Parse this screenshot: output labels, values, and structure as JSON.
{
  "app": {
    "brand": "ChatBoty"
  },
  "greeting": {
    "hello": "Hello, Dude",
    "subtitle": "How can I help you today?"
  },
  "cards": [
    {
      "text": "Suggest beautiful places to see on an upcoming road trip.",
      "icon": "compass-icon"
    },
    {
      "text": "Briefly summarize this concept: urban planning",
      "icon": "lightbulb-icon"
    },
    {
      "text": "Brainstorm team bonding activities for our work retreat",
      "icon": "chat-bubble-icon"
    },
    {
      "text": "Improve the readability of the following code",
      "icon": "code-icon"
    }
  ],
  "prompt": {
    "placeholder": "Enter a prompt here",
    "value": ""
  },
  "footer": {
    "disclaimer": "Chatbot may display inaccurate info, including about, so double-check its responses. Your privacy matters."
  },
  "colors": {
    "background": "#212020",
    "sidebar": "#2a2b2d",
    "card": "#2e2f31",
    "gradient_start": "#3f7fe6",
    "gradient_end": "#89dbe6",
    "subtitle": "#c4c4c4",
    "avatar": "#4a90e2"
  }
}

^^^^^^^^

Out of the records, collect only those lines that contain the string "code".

      "text": "Improve the readability of the following code",
      "icon": "code-icon"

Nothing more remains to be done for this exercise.